Samsung's $3 Billion Solar & Wind Deal with Ontario
Ontario’s Green Energy Act has been the catalyst driving the Canadian province into the position of number two in installed solar capacity in North America, trailing only California. In keeping up its renewable energy endeavors, Ontario has offered South Korea’s Samsung C&T Corp. a CA$3 billion contract to develop solar and wind farms throughout the province.
The terms of the deal stipulate that Samsung will build 520-megawatt projects in the Haldimand and Chatham-Kent and 550-megawatt projects in Kingston and Bruce regions of Ontario. The contract represents the initial two steps in what will be a five-step plan spanning two decades to construct and operate 2,000 MW of wind capacity and 500 MW of solar capacity in the province.

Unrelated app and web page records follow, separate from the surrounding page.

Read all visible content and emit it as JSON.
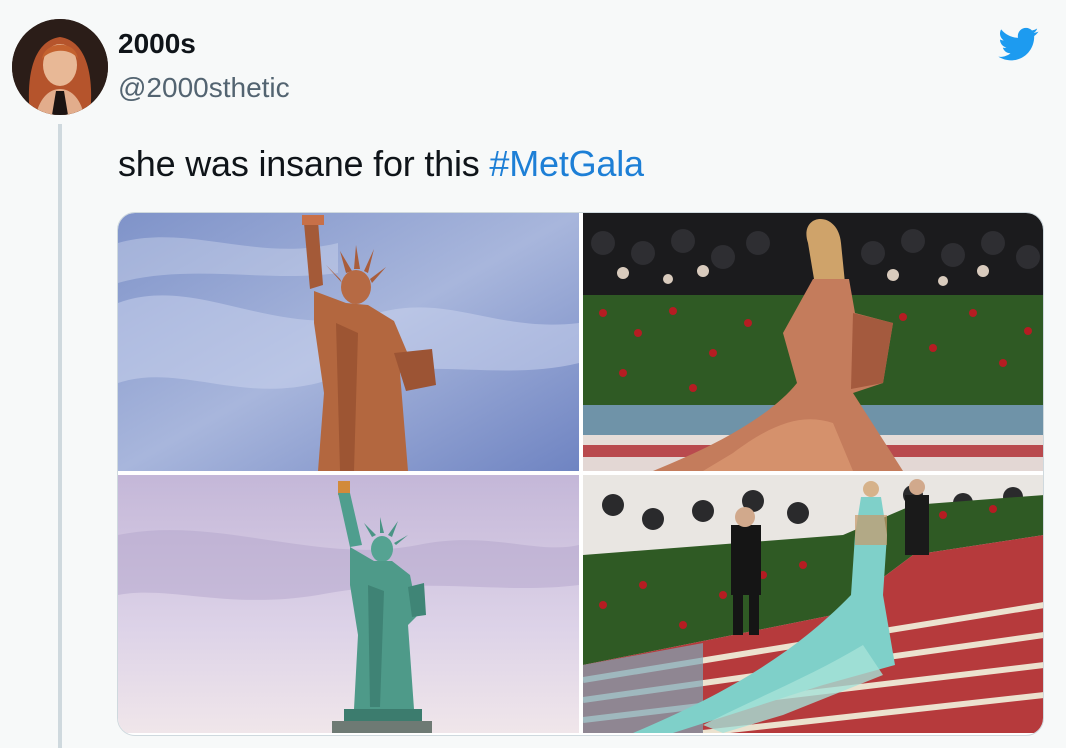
{
  "tweet": {
    "display_name": "2000s",
    "handle": "@2000sthetic",
    "text_plain": "she was insane for this ",
    "text_hashtag": "#MetGala"
  },
  "icons": {
    "brand": "twitter-bird-icon"
  },
  "colors": {
    "twitter_blue": "#1d9bf0",
    "hashtag": "#1d7fd6",
    "text": "#0f1419",
    "secondary_text": "#536471"
  },
  "media": [
    {
      "id": "statue-copper"
    },
    {
      "id": "gala-copper-gown"
    },
    {
      "id": "statue-green"
    },
    {
      "id": "gala-turquoise-gown"
    }
  ]
}
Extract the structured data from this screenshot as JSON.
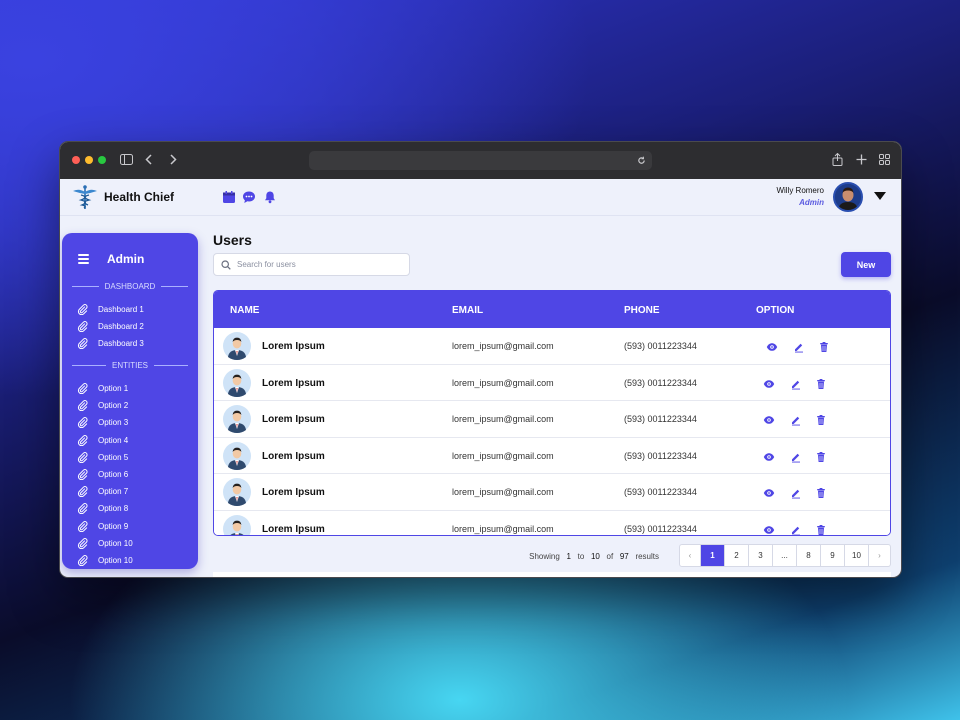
{
  "app": {
    "brand": "Health Chief"
  },
  "user": {
    "name": "Willy Romero",
    "role": "Admin"
  },
  "sidebar": {
    "title": "Admin",
    "section_dashboard": "DASHBOARD",
    "dashboards": [
      {
        "label": "Dashboard 1"
      },
      {
        "label": "Dashboard 2"
      },
      {
        "label": "Dashboard 3"
      }
    ],
    "section_entities": "ENTITIES",
    "options": [
      {
        "label": "Option 1"
      },
      {
        "label": "Option 2"
      },
      {
        "label": "Option 3"
      },
      {
        "label": "Option 4"
      },
      {
        "label": "Option 5"
      },
      {
        "label": "Option 6"
      },
      {
        "label": "Option 7"
      },
      {
        "label": "Option 8"
      },
      {
        "label": "Option 9"
      },
      {
        "label": "Option 10"
      },
      {
        "label": "Option 10"
      }
    ]
  },
  "main": {
    "title": "Users",
    "search_placeholder": "Search for users",
    "new_label": "New"
  },
  "table": {
    "columns": [
      "NAME",
      "EMAIL",
      "PHONE",
      "OPTION"
    ],
    "rows": [
      {
        "name": "Lorem Ipsum",
        "email": "lorem_ipsum@gmail.com",
        "phone": "(593) 0011223344"
      },
      {
        "name": "Lorem Ipsum",
        "email": "lorem_ipsum@gmail.com",
        "phone": "(593) 0011223344"
      },
      {
        "name": "Lorem Ipsum",
        "email": "lorem_ipsum@gmail.com",
        "phone": "(593) 0011223344"
      },
      {
        "name": "Lorem Ipsum",
        "email": "lorem_ipsum@gmail.com",
        "phone": "(593) 0011223344"
      },
      {
        "name": "Lorem Ipsum",
        "email": "lorem_ipsum@gmail.com",
        "phone": "(593) 0011223344"
      },
      {
        "name": "Lorem Ipsum",
        "email": "lorem_ipsum@gmail.com",
        "phone": "(593) 0011223344"
      }
    ]
  },
  "pagination": {
    "showing": "Showing",
    "from": "1",
    "to_word": "to",
    "to": "10",
    "of_word": "of",
    "total": "97",
    "results_word": "results",
    "pages": [
      "1",
      "2",
      "3",
      "...",
      "8",
      "9",
      "10"
    ],
    "current": "1"
  },
  "colors": {
    "accent": "#4f46e5",
    "accent_light": "#eef1fb"
  },
  "icons": {
    "header": [
      "calendar-icon",
      "chat-icon",
      "bell-icon"
    ],
    "row_actions": [
      "eye-icon",
      "edit-icon",
      "trash-icon"
    ],
    "sidebar_item": "paperclip-icon"
  }
}
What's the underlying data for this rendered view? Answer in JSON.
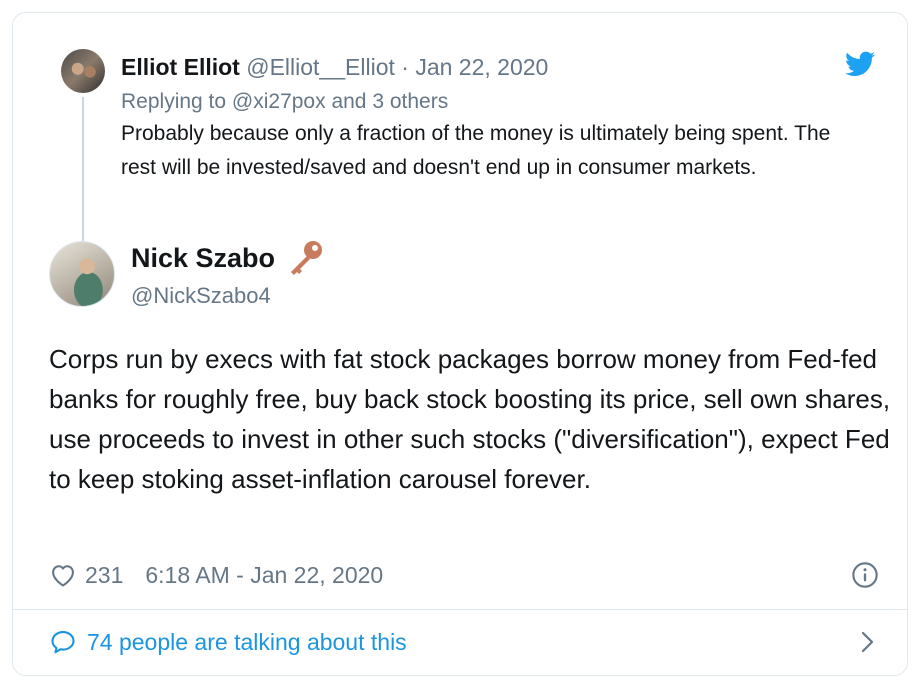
{
  "colors": {
    "accent": "#1b95e0",
    "muted": "#657786",
    "text": "#14171a",
    "border": "#e1e8ed",
    "key": "#c97c5d"
  },
  "icons": {
    "logo": "twitter-bird-icon",
    "like": "heart-icon",
    "info": "info-icon",
    "conversation": "speech-bubble-icon",
    "more": "chevron-right-icon",
    "badge": "key-icon"
  },
  "reply_tweet": {
    "name": "Elliot Elliot",
    "handle": "@Elliot__Elliot",
    "separator": "·",
    "date": "Jan 22, 2020",
    "replying_prefix": "Replying to",
    "replying_handle": "@xi27pox",
    "replying_suffix": "and 3 others",
    "text": "Probably because only a fraction of the money is ultimately being spent. The rest will be invested/saved and doesn't end up in consumer markets."
  },
  "main_tweet": {
    "name": "Nick Szabo",
    "handle": "@NickSzabo4",
    "text": "Corps run by execs with fat stock packages borrow money from Fed-fed banks for roughly free, buy back stock boosting its price, sell own shares, use proceeds to invest in other such stocks (\"diversification\"), expect Fed to keep stoking asset-inflation carousel forever.",
    "like_count": "231",
    "timestamp": "6:18 AM - Jan 22, 2020"
  },
  "footer": {
    "talking_text": "74 people are talking about this"
  }
}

SEE OTHER TOP STORIES IN THE WDM CONTENT NETWORK
Construction is scheduled to begin in 2012 and the first two phases completed by 2014. Samsung C&T will work in conjunction with Korea Electric Power Corp. to design the plants’ electrical wiring and operate them upon completion.
Under Ontario’s Green Energy Act, Samsung pledged to invest CA$7 billion into the province in 2010. The pledge was made in exchange for CA$110 million in subsidies over a 25-year period.

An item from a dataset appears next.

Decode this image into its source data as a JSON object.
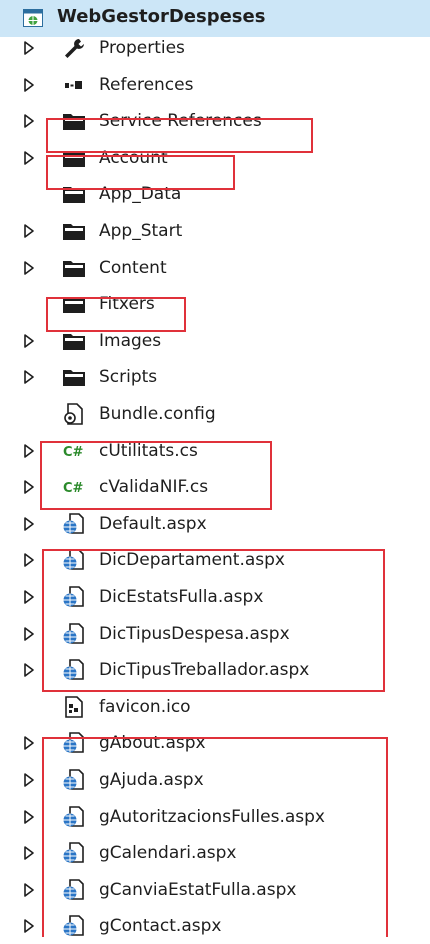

Toyota unveils electric van and Volvo opens fuel cell lab
Toyota is launching its first zero emission battery electric vehicle, the Proace Electric medium-duty panel van, across Europe.
The model, which offers a choice of 50 or 75kWh lithium-ion batteries with range of up to 205 miles, is being rolled out in the UK, Denmark, Finland, France, Germany, Italy, Spain and Sweden.
At present, alternative fuel vehicles (AFVs, including battery electric vehicles) account for only a fraction – around 1.8 per cent – of new light commercial van sales in the UK, but a number of factors are accelerating demand for practical alternatives to vans with conventional internal combustion engines.
Low and zero emission zones are coming into force to reduce local pollution and improve air quality in urban centres, at the same time as rapid growth in ecommerce is generating more day-to-day delivery traffic.
Meanwhile the opening of Volvo's first dedicated fuel cell test lab in Volvo Group, marks a significant milestone in the manufacturer’s ambition to be fossil-free by 2040.
Fuel cells work by combining hydrogen with oxygen, with the resulting chemical reaction producing electricity. The process is completely emission-free, with water vapour being the only by-product.
Toni Hagelberg, Head of Sustainable Power at Volvo CE, says fuel cell technology is a key enabler of sustainable solutions for heavier construction machines, and this investment provides another vital tool in its work to reach targets.
"The lab will also serve Volvo Group globally, as it’s the first to offer this kind of advanced testing," he said.
The Fuel Cell Test Lab is a demonstration of the same dedication to hydrogen fuel cell technology, as the recent launch of cell centric, a joint venture by Volvo Group and Daimler Truck to accelerate the development, production and commercialization of fuel cell solutions within long-haul trucking and beyond. Both form a key part of the Group’s overall ambition to be 100% fossil free by 2040.